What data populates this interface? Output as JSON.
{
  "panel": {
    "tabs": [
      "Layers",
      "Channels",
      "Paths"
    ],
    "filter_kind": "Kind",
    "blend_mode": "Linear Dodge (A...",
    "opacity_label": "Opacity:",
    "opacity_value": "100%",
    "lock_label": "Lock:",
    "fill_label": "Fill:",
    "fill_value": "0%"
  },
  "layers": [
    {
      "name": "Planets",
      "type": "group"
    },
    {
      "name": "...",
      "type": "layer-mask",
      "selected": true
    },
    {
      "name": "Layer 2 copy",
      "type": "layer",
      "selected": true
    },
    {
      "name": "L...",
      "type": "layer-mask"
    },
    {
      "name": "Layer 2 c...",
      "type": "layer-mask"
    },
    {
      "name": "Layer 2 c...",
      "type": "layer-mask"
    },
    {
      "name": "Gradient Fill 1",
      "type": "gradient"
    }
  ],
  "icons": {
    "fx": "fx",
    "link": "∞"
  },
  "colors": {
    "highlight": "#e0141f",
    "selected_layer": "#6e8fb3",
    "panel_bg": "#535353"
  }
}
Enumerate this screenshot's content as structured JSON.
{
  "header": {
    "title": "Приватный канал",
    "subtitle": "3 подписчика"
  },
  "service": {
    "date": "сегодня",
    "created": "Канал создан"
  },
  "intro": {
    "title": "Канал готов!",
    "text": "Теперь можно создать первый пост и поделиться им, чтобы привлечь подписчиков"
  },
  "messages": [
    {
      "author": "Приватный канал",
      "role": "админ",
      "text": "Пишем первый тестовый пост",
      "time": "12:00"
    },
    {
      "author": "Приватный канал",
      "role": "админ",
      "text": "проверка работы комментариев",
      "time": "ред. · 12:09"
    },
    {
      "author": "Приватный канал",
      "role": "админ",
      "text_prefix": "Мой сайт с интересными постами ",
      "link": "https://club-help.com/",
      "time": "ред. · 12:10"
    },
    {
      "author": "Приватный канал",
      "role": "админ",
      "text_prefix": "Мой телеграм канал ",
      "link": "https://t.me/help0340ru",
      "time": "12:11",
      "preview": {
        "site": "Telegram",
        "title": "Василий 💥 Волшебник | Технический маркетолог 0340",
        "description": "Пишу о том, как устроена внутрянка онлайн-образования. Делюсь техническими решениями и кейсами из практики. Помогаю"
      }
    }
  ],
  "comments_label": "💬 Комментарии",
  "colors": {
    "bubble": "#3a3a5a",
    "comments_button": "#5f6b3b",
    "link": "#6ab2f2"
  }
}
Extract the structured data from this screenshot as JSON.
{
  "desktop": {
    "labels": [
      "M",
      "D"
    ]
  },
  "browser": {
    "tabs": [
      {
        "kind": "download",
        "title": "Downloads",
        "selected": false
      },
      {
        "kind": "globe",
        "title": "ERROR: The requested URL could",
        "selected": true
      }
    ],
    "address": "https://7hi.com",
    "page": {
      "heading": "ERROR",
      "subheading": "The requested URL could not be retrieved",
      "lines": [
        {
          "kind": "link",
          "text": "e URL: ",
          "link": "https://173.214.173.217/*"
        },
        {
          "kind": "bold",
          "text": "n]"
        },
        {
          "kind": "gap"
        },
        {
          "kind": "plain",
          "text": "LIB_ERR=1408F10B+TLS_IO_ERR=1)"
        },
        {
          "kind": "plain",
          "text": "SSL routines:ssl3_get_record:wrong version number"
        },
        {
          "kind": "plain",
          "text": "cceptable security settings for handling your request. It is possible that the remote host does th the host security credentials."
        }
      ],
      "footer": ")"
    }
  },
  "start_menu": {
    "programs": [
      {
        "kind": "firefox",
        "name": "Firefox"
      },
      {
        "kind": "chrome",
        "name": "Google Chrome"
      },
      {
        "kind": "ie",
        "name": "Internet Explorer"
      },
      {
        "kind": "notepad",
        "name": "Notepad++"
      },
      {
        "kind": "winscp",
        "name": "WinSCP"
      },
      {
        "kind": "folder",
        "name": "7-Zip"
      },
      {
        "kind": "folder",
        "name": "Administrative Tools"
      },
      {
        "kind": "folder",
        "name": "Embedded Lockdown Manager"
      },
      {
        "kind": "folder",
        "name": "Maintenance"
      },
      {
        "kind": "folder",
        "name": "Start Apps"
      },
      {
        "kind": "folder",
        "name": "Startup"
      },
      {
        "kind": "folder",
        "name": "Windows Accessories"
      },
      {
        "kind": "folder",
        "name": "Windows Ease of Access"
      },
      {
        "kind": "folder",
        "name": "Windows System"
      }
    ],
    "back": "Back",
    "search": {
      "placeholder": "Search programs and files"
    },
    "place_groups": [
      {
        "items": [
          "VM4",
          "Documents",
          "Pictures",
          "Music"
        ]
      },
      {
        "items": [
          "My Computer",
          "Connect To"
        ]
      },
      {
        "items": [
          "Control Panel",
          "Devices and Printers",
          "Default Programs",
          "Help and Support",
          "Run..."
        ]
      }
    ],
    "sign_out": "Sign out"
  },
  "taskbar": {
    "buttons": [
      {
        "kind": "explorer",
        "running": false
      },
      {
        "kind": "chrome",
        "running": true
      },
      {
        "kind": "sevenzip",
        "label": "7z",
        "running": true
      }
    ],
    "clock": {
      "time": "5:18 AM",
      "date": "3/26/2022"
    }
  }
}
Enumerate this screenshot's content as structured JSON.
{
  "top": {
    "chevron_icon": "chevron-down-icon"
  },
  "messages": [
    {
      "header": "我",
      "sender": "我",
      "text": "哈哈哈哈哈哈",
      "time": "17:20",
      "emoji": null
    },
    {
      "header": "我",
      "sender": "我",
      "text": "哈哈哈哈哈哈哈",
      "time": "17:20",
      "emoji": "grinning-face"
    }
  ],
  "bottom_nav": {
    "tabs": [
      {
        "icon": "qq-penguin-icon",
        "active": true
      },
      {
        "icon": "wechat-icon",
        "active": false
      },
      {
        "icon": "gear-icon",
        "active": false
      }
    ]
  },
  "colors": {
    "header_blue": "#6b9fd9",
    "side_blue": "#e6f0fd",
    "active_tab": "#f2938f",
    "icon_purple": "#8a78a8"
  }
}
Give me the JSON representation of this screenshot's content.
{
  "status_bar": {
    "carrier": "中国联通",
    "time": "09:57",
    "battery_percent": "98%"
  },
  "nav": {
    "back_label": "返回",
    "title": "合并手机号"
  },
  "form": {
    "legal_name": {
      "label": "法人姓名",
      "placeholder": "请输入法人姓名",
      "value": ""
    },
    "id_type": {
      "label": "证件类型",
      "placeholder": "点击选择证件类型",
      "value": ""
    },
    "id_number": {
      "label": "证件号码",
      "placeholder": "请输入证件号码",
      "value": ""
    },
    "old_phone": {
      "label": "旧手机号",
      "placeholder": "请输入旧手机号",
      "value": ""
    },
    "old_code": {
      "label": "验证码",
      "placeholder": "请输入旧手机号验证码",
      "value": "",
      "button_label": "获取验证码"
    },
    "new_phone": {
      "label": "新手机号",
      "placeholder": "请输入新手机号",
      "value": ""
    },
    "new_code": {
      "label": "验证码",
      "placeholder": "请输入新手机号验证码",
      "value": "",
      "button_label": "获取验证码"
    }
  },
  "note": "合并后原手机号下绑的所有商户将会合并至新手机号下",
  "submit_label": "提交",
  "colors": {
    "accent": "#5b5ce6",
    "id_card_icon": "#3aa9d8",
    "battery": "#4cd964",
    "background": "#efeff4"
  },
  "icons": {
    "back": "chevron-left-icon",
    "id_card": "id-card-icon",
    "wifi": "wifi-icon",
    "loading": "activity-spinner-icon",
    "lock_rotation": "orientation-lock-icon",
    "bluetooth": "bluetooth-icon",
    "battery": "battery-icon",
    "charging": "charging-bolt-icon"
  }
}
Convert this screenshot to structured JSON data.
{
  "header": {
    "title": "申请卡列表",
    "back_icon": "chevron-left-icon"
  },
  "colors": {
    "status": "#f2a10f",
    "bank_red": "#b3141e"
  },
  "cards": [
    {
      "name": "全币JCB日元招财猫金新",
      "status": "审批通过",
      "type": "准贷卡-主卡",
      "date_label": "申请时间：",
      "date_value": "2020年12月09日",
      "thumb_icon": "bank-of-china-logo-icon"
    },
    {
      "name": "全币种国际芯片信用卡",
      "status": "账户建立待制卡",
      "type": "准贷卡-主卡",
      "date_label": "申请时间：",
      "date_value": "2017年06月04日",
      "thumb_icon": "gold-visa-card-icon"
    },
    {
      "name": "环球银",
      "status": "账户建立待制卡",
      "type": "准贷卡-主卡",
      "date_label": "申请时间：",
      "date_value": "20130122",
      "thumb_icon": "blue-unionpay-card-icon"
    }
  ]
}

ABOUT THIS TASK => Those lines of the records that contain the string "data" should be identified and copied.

SOLUTION =>
What data populates this interface? Output as JSON.
Extract the structured data from this screenshot as JSON.
Convert this screenshot to structured JSON data.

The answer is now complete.